Tag archives: ICT
Bi-directional (and even broader) broadband – what fixed operators need to compete with mobile broadband
The majority of fixed access networks today are upgraded copper and coax networks optimized for uni-directional data, broadcast TV and phone services. The triple-play momentum has peaked, and two-way media distribution access symmetric access is emerging. This is the first in a series of posts outlining the main drivers and access network options for different geographical locations.
How can we build the Networked Society if we don’t have as many user insights as possible? If we don’t know what the stay-at-home mom needs from her connected home and instead focus on just the needs of the young professional man?
From the northern lights in Swedish Lapland to Michelangelo’s masterpieces in Italy, the most memorable sight for me by far was CERN, the European Organization for Nuclear Research, where the world’s most prominent physicists smash particles in search of answers to mankind’s ultimate quest: how did the universe – and of all us – come into existence?
As we enter an era when authorities need to let smart citizens lead and participate more than before, the ability to switch perspective will become a critical local government competence. Officials need to have ability to not get stuck in arcane policies out of habit.

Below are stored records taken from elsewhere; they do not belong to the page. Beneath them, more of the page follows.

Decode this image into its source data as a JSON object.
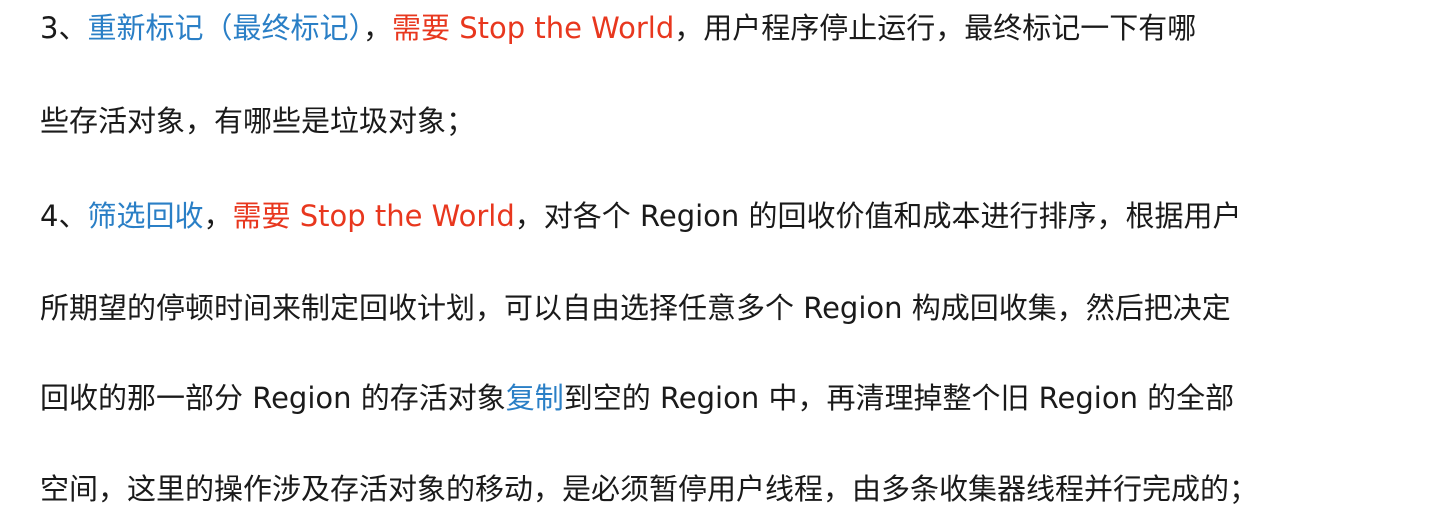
{
  "paragraphs": [
    {
      "lines": [
        [
          {
            "text": "3、",
            "style": "normal"
          },
          {
            "text": "重新标记（最终标记）",
            "style": "blue"
          },
          {
            "text": "，",
            "style": "normal"
          },
          {
            "text": "需要 Stop the World",
            "style": "red"
          },
          {
            "text": "，用户程序停止运行，最终标记一下有哪",
            "style": "normal"
          }
        ],
        [
          {
            "text": "些存活对象，有哪些是垃圾对象；",
            "style": "normal"
          }
        ]
      ]
    },
    {
      "lines": [
        [
          {
            "text": "4、",
            "style": "normal"
          },
          {
            "text": "筛选回收",
            "style": "blue"
          },
          {
            "text": "，",
            "style": "normal"
          },
          {
            "text": "需要 Stop the World",
            "style": "red"
          },
          {
            "text": "，对各个 Region 的回收价值和成本进行排序，根据用户",
            "style": "normal"
          }
        ],
        [
          {
            "text": "所期望的停顿时间来制定回收计划，可以自由选择任意多个 Region 构成回收集，然后把决定",
            "style": "normal"
          }
        ],
        [
          {
            "text": "回收的那一部分 Region 的存活对象",
            "style": "normal"
          },
          {
            "text": "复制",
            "style": "blue"
          },
          {
            "text": "到空的 Region 中，再清理掉整个旧 Region 的全部",
            "style": "normal"
          }
        ],
        [
          {
            "text": "空间，这里的操作涉及存活对象的移动，是必须暂停用户线程，由多条收集器线程并行完成的；",
            "style": "normal"
          }
        ]
      ]
    }
  ],
  "colors": {
    "text": "#1a1a1a",
    "highlight_blue": "#2a7fc6",
    "highlight_red": "#e8371e"
  }
}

Business models in the Networked Society are shifting from selling products to selling products as a service. This shift requires product providers to secure access to more capital upfront to be able to sell their products in the new model. To accomplish this, circular economy is emerging with new financing models.
Children are not passive behind their screens. As they start connecting other things, they will be just as interactive with them, without having to hide behind screens. When we reach the end of this screen age that started with the TV in the 1950s, young people will be just as active in front of the world as they are now in front of their screens!

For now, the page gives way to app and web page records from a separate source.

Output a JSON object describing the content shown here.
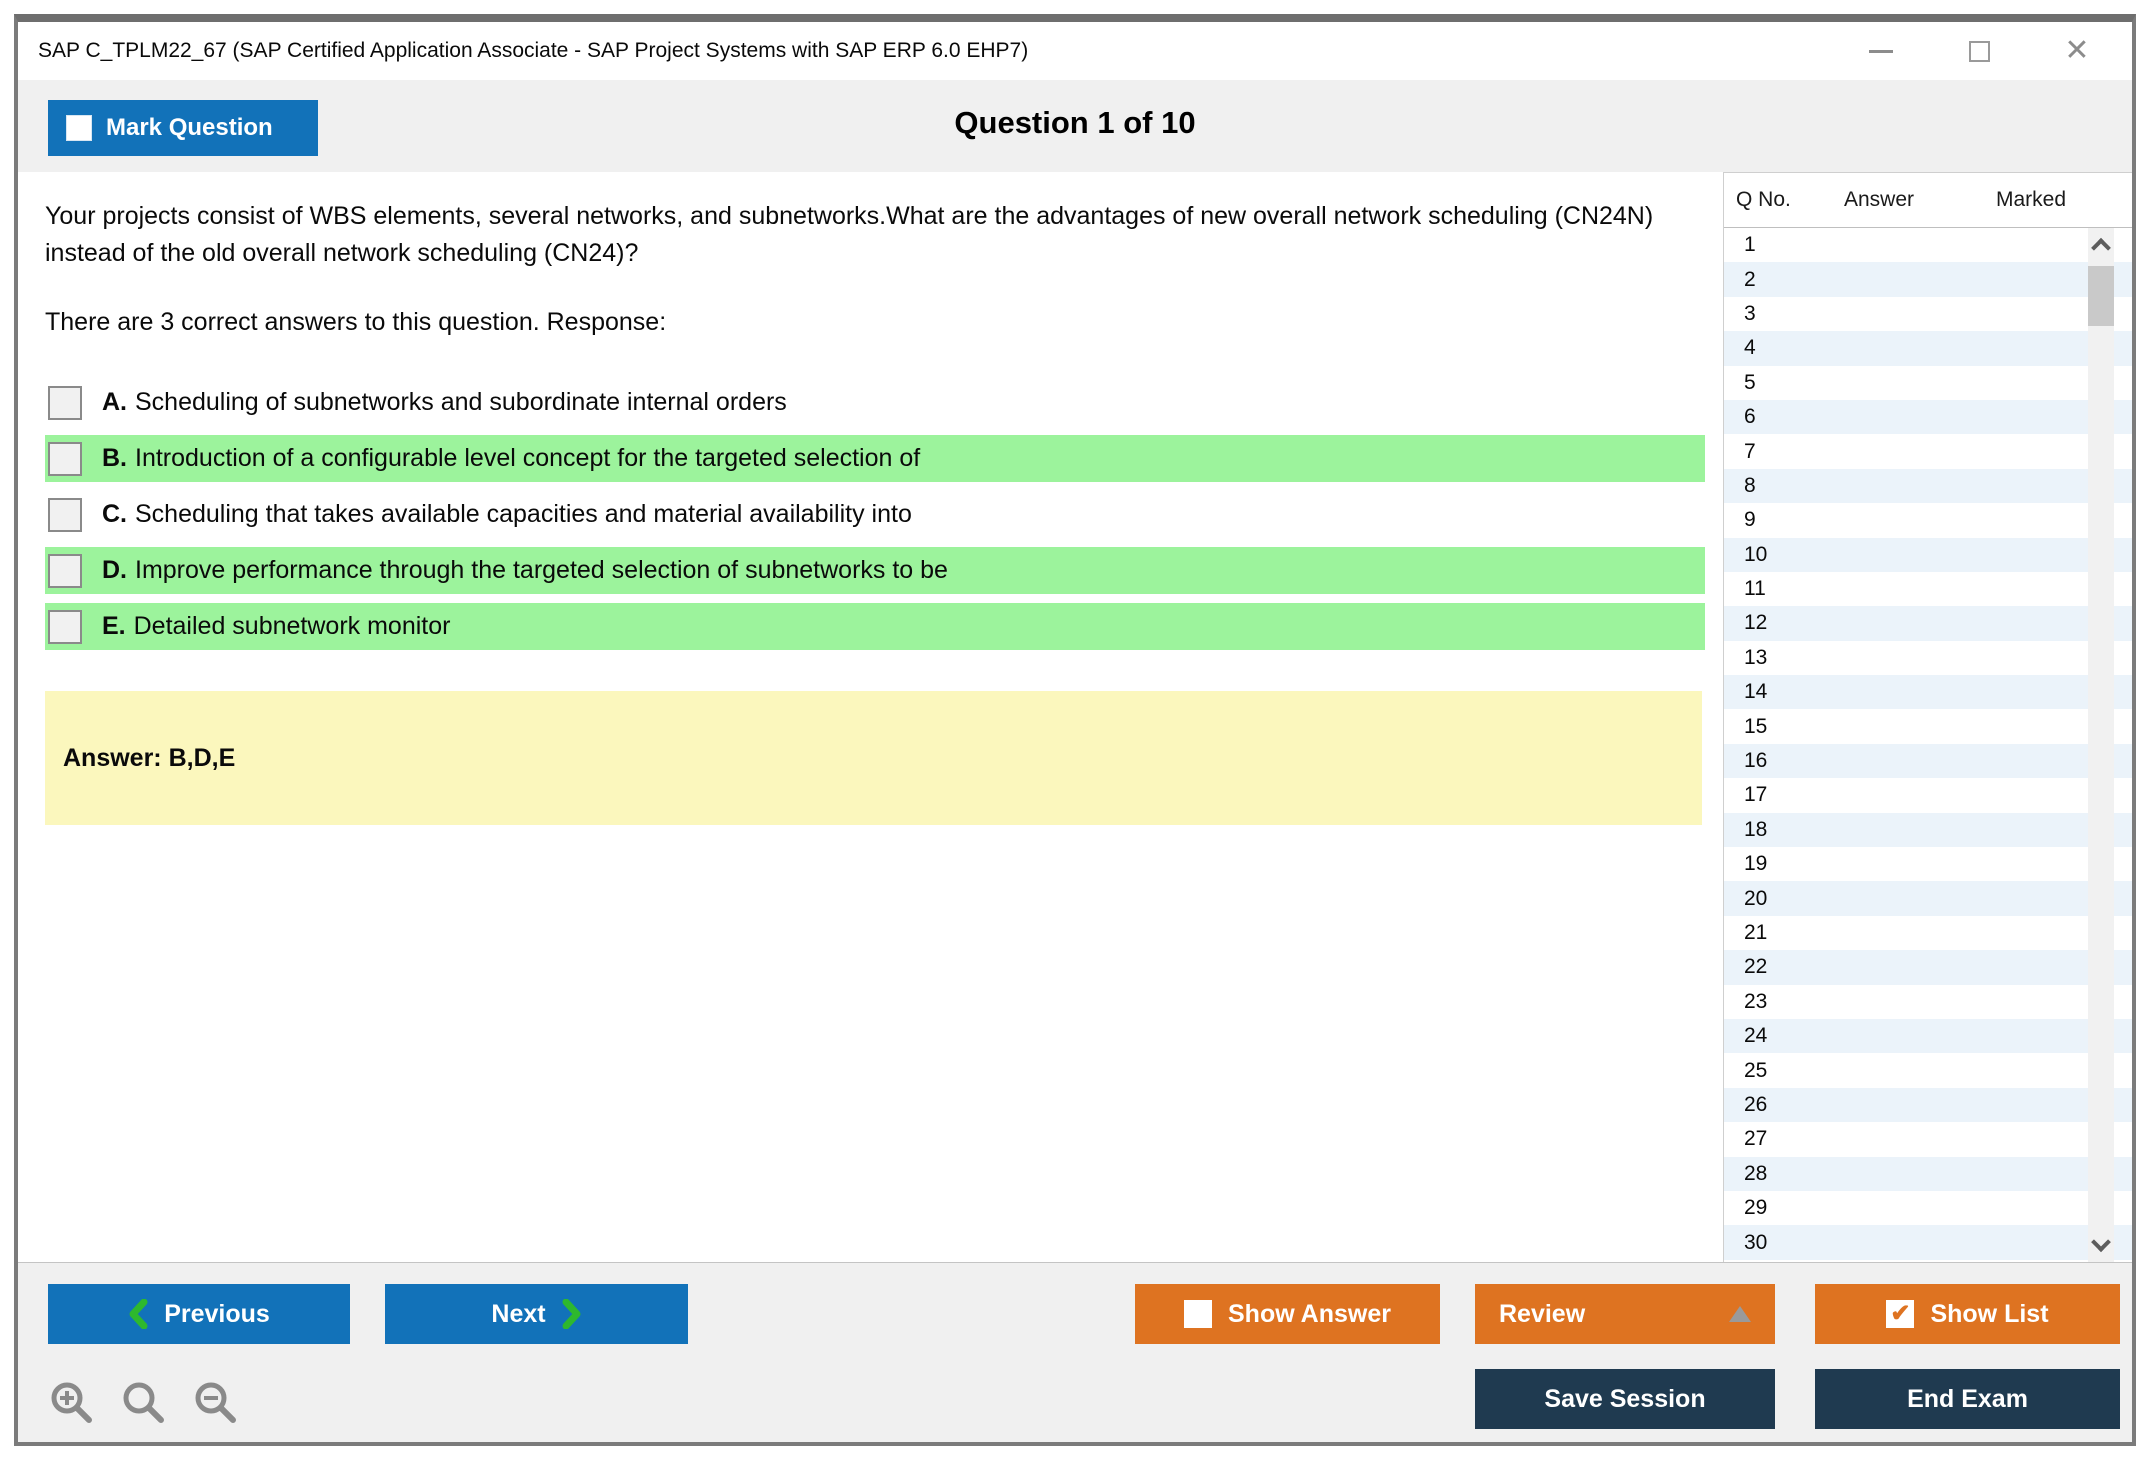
{
  "window": {
    "title": "SAP C_TPLM22_67 (SAP Certified Application Associate - SAP Project Systems with SAP ERP 6.0 EHP7)"
  },
  "header": {
    "mark_question_label": "Mark Question",
    "question_counter": "Question 1 of 10"
  },
  "question": {
    "text": "Your projects consist of WBS elements, several networks, and subnetworks.What are the advantages of new overall network scheduling (CN24N) instead of the old overall network scheduling (CN24)?",
    "instruction": "There are 3 correct answers to this question. Response:",
    "options": [
      {
        "letter": "A.",
        "text": "Scheduling of subnetworks and subordinate internal orders",
        "highlighted": false
      },
      {
        "letter": "B.",
        "text": "Introduction of a configurable level concept for the targeted selection of",
        "highlighted": true
      },
      {
        "letter": "C.",
        "text": "Scheduling that takes available capacities and material availability into",
        "highlighted": false
      },
      {
        "letter": "D.",
        "text": "Improve performance through the targeted selection of subnetworks to be",
        "highlighted": true
      },
      {
        "letter": "E.",
        "text": "Detailed subnetwork monitor",
        "highlighted": true
      }
    ],
    "answer_label": "Answer: B,D,E"
  },
  "question_list": {
    "columns": {
      "qno": "Q No.",
      "answer": "Answer",
      "marked": "Marked"
    },
    "rows": [
      1,
      2,
      3,
      4,
      5,
      6,
      7,
      8,
      9,
      10,
      11,
      12,
      13,
      14,
      15,
      16,
      17,
      18,
      19,
      20,
      21,
      22,
      23,
      24,
      25,
      26,
      27,
      28,
      29,
      30
    ]
  },
  "footer": {
    "previous_label": "Previous",
    "next_label": "Next",
    "show_answer_label": "Show Answer",
    "review_label": "Review",
    "show_list_label": "Show List",
    "save_session_label": "Save Session",
    "end_exam_label": "End Exam"
  },
  "colors": {
    "accent_blue": "#1272b9",
    "accent_orange": "#de7321",
    "accent_navy": "#1f3a50",
    "highlight_green": "#9cf39c",
    "answer_yellow": "#fbf7bd",
    "stripe_blue": "#ebf3fa",
    "chevron_green": "#2eb82e"
  }
}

For many years, there has been an enormous amount of information available online about all of us, but the cost of discovery made its existence irrelevant. That is changing with the ability to “discover” large amounts of data with scale and immediacy. But this data was never private – so what’s the problem?

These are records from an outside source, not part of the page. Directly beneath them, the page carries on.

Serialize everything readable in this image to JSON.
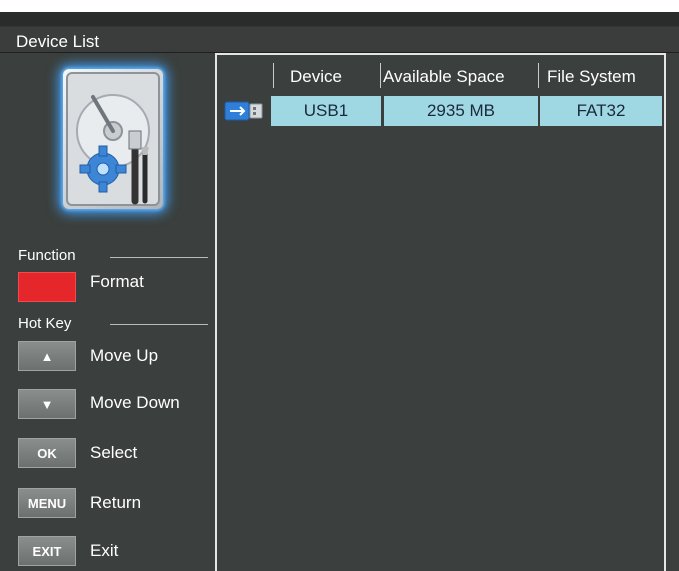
{
  "window": {
    "title": "Device List"
  },
  "table": {
    "columns": [
      "Device",
      "Available Space",
      "File System"
    ],
    "rows": [
      {
        "device": "USB1",
        "available_space": "2935 MB",
        "file_system": "FAT32",
        "icon": "usb-drive-icon"
      }
    ]
  },
  "function": {
    "heading": "Function",
    "items": [
      {
        "key_label": "",
        "label": "Format",
        "key_color": "#e5262b"
      }
    ]
  },
  "hotkeys": {
    "heading": "Hot Key",
    "items": [
      {
        "key_label": "▲",
        "label": "Move Up"
      },
      {
        "key_label": "▼",
        "label": "Move Down"
      },
      {
        "key_label": "OK",
        "label": "Select"
      },
      {
        "key_label": "MENU",
        "label": "Return"
      },
      {
        "key_label": "EXIT",
        "label": "Exit"
      }
    ]
  },
  "colors": {
    "accent": "#9fd7e3",
    "background": "#3b3f3d",
    "function_key": "#e5262b"
  }
}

Various telecom operators around the world have begun to offer mobile health services in partnership with healthcare providers for remote patient monitoring. This is truly required for patients with chronic illnesses and mobility issues – in these cases mobile health drastically improves their quality of life. But what if people cannot afford to own their own health monitoring equipment?